Born and raised in the countryside of Bizana in the former Transkei, the new Director of Waters Meeting and Thomas Baines Nature Reserves, Siphelele Hlazo, has always been passionate about nature.
It was in 7th grade and in preparation for high school when her teacher asked her about her interests.
“I said I wanted to be a biologist because I loved nature and the physical aspects of the environment,” Hlazo said.
Growing up in a village, herding the family’s livestock was one of her chores and it sparked her love for nature. “When I was a herder, I took longer routes in the bush than the other boys did – just to enjoy nature, so it was not difficult to see me taking care of nature,” said he declared.
In 2016, during her studies, Hlazo volunteered at Mkambati Nature Reserve for six months while studying for a degree in nature conservation at the University of South Africa. He completed his continuing education in the same reserve, from September 2016 to March 2017. It was thanks to the diligence he showed during his training that he was offered a permanent position as senior ranger the next month.
In March 2019, he was promoted to Section Ranger for Tsolwana and Commando Drift Nature Reserves.

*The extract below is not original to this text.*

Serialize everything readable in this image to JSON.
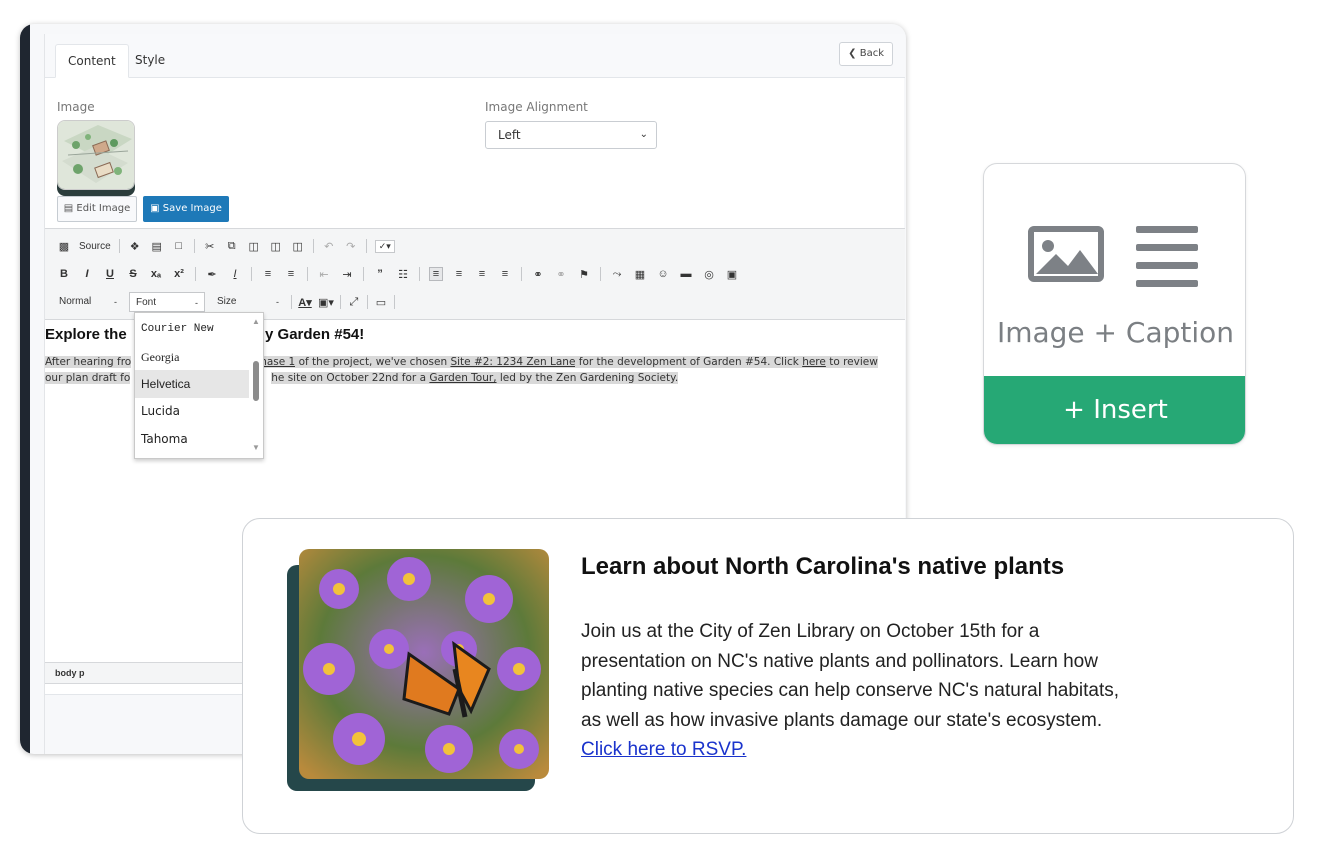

Three years later, he was appointed director of Thomas Baines and Waters Meeting.
The concept of the two reserves — Waters Meeting focusing more on tourism and Thomas Baines more focused on environmental education — prompted Hlazo to take the job.
Hlazo says he doesn’t see himself as a manager, but as a team worker.
“My main responsibility is to oversee the processes of the reserve. I don’t see myself as a manager but as a team worker who provides support and guidance,” he said. Hlazo’s responsibilities include engaging with stakeholders, ensuring there are sufficient resources for effective security operations, administrative duties and ensuring staff morale is high.
“I’m more driven to motivate people and want them to showcase their skills and abilities,” he said. “When you have a team, it’s very important to know their strengths and weaknesses so that you can bridge the gap between the two.”
Hlazo says he was once asked to describe himself with the characteristics of an animal. He chose an ant because they work as a unit, which represents his management style.
“In good seasons they collect food and bring it to their nest, then in dry seasons they eat from this store because they know their seasons.
“Ants don’t work alone,” says Hlazo. “They work collectively as a team and stick together whether it’s collection season or feeding season.
“I’m a person who doesn’t want to shine alone for professional achievements – the whole team has to shine together,” he said.
Hlazo starts the week by calling the admin officers to plan for the week ahead, then checks in with the section guards and environmental officers to make sure he’s giving them the support they need. His weekly plan is guided by the activities that take place on the reserves.
All in one working day!
He chose to work in the conservation sector so he could protect and conserve natural heritage and be a voice for conservation.
“There is no human being without nature,” says Hlazo. “We all depend on each other. It’s sad to live in the age of climate change and global warming. I want to be a biodiversity ambassador to speak on behalf of non-living species that cannot speak for themselves,” he said.
Hlazo recommends members of the public visit Waters Meeting to see the estuary connection point where fresh water meets salt water from the mouth of the Kowie River. Other activities in the reserve include bird watching, hiking trails and a picnic site with breathtaking scenery.
At Thomas Baines, visitors can fish or picnic at the Settlers Dam, go on a game drive to see wildlife (even if they don’t have the big 5). Thomnas Baines has a conference venue with an environmental and educational center and an eco-path that school children can enjoy.
Hlazo is a proud member of Kloof Conservancy, a dynamic volunteer-run organization that promotes environmental awareness and conserves the area’s outstanding natural heritage for present and future generations. Kloof is 30 km from Durban CBD.
Hlazo enjoys the different aspects of her job, including ecological research, wildlife tracking, and stakeholder engagement. Above all, he is passionate about preserving the environment. He says environmental conservation officers like the wildlife army.
“We are the South African Wildlife Defense Force because we are the first and last line of defense when it comes to protecting natural resources,” he said.
When he is away from his busy work schedule, Hlazo enjoys playing soccer and spending time with his family.